"Yes," I replied, "and his name is Provis - from New South Wales."
Even Mr. Jaggers started when I said those words. It was the
slightest start that could escape a man, the most carefully
repressed and the soonest checked, but he did start, though he made
it a part of the action of taking out his pocket-handkerchief. How
Wemmick received the announcement I am unable to say, for I was
afraid to look at him just then, lest Mr. Jaggers's sharpness should
detect that there had been some communication unknown to him
"And on what evidence, Pip," asked Mr. Jaggers, very coolly, as he
paused with his handkerchief half way to his nose, "does Provis

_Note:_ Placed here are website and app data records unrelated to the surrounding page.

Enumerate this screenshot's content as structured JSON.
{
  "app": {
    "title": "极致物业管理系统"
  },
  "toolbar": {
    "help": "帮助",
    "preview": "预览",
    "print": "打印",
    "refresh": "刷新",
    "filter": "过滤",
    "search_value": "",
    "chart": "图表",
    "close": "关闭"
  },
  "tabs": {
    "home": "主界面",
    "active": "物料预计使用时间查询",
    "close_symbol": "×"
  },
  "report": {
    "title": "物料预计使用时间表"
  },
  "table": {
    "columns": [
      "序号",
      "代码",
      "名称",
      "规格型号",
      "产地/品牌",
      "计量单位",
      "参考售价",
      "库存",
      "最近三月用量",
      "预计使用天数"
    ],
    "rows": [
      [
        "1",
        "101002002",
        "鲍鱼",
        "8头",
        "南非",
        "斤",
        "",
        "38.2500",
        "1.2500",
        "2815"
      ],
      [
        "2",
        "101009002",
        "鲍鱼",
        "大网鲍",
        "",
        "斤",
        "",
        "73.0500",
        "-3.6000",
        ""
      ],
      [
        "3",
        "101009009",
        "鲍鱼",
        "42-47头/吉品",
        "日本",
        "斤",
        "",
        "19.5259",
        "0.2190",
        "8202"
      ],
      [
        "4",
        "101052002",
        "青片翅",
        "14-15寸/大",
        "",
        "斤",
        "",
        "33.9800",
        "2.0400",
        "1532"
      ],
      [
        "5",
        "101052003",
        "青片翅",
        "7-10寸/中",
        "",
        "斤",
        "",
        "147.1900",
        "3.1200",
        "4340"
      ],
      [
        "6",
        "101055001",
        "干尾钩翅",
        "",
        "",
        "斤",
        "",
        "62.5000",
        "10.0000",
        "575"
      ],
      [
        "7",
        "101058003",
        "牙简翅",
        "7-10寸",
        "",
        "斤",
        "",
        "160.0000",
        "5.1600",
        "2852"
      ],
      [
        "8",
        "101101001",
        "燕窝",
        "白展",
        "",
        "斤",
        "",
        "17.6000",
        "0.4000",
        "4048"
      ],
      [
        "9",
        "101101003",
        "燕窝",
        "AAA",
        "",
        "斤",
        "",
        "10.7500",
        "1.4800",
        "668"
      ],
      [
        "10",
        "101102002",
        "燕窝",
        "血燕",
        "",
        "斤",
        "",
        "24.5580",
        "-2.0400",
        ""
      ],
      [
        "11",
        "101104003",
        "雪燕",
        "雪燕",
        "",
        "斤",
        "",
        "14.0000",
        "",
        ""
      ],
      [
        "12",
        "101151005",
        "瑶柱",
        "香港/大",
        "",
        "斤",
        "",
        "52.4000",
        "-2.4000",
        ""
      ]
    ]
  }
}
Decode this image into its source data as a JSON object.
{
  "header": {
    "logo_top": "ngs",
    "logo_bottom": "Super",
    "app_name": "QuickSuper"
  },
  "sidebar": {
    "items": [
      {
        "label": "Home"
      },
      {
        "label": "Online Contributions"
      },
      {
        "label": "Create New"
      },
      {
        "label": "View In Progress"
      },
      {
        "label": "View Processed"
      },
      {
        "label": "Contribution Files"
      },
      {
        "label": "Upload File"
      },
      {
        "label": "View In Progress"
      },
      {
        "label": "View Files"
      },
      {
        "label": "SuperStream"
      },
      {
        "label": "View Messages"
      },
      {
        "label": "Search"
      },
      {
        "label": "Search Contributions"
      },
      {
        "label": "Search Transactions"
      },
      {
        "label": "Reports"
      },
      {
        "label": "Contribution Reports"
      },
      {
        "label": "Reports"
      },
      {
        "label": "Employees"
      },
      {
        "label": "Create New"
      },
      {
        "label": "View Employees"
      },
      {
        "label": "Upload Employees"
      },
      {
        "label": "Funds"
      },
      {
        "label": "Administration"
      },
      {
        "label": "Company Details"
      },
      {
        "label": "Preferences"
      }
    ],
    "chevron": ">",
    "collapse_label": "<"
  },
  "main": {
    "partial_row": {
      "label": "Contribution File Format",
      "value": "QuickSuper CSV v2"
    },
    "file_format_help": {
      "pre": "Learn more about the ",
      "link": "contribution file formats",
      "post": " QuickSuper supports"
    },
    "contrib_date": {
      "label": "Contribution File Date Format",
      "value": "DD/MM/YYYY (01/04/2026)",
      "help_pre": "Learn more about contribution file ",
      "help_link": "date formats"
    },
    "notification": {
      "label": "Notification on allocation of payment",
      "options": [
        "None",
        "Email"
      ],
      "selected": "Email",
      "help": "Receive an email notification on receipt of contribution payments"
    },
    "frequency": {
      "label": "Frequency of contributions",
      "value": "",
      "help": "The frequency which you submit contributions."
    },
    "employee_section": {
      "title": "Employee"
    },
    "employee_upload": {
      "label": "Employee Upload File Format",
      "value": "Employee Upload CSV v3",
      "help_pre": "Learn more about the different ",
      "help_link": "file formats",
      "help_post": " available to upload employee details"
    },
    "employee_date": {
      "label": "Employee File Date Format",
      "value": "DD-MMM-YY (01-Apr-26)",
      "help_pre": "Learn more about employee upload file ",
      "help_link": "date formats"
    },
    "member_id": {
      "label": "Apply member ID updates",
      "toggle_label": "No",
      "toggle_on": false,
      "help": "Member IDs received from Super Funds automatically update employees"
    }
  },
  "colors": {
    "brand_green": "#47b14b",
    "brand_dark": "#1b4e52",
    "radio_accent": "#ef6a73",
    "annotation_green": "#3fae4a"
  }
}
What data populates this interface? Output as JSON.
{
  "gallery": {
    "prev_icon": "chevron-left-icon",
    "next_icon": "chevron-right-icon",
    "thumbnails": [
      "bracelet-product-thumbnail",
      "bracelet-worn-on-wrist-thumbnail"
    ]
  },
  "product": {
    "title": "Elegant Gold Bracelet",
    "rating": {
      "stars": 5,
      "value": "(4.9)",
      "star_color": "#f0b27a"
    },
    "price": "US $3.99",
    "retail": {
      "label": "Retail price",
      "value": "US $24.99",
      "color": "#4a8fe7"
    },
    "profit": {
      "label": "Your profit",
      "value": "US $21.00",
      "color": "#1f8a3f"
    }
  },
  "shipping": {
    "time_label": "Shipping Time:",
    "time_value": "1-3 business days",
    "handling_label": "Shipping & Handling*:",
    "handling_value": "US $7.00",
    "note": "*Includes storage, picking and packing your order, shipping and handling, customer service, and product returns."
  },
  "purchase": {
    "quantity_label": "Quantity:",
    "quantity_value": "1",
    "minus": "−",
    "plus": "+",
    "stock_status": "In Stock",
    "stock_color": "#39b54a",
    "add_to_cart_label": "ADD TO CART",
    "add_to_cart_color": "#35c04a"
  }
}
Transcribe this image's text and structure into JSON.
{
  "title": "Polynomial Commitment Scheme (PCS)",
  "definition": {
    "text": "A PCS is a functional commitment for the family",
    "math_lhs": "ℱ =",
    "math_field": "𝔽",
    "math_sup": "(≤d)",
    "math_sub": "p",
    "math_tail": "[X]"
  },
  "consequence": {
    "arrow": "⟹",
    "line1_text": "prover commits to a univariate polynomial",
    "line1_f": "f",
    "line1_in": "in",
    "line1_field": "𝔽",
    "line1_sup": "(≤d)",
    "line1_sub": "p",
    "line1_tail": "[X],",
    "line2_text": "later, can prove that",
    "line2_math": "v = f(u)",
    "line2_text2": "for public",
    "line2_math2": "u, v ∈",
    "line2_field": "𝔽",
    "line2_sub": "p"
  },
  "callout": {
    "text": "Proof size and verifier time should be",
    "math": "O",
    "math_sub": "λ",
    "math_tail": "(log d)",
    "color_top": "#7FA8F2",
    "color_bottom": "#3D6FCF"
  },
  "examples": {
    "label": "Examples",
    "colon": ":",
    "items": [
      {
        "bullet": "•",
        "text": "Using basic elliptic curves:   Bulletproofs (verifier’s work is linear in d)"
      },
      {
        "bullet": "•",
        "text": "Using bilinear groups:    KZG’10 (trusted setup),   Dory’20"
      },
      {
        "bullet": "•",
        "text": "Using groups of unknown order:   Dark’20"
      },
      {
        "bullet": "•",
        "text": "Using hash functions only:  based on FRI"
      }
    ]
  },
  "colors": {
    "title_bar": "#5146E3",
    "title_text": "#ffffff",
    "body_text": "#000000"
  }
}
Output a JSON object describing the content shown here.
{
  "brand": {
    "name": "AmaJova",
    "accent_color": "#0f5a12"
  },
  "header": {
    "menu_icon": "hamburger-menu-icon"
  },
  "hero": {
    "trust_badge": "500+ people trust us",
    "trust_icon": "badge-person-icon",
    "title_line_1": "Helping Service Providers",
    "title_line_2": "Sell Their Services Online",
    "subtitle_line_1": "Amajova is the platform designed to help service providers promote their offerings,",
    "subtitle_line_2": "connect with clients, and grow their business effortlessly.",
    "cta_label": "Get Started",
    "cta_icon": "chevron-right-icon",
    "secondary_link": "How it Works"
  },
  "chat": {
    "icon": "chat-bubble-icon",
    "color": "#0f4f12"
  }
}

make this claim?"
"He does not make it," said I, "and has never made it, and has no
knowledge or belief that his daughter is in existence."
For once, the powerful pocket-handkerchief failed. My reply was so
unexpected that Mr. Jaggers put the handkerchief back into his
pocket without completing the usual performance, folded his arms,
and looked with stern attention at me, though with an immovable
Then I told him all I knew, and how I knew it; with the one
reservation that I left him to infer that I knew from Miss Havisham
what I in fact knew from Wemmick. I was very careful indeed as to
that. Nor, did I look towards Wemmick until I had finished all I
had to tell, and had been for some time silently meeting Mr.
Jaggers's look. When I did at last turn my eyes in Wemmick's
direction, I found that he had unposted his pen, and was intent
upon the table before him.
"Hah!" said Mr. Jaggers at last, as he moved towards the papers on
the table, " - What item was it you were at, Wemmick, when Mr. Pip
But I could not submit to be thrown off in that way, and I made a
passionate, almost an indignant, appeal to him to be more frank and
manly with me. I reminded him of the false hopes into which I had
lapsed, the length of time they had lasted, and the discovery I had
made: and I hinted at the danger that weighed upon my spirits. I
represented myself as being surely worthy of some little confidence
from him, in return for the confidence I had just now imparted. I
said that I did not blame him, or suspect him, or mistrust him, but
I wanted assurance of the truth from him. And if he asked me why I
wanted it and why I thought I had any right to it, I would tell
him, little as he cared for such poor dreams, that I had loved
Estella dearly and long, and that, although I had lost her and must
live a bereaved life, whatever concerned her was still nearer and
dearer to me than anything else in the world.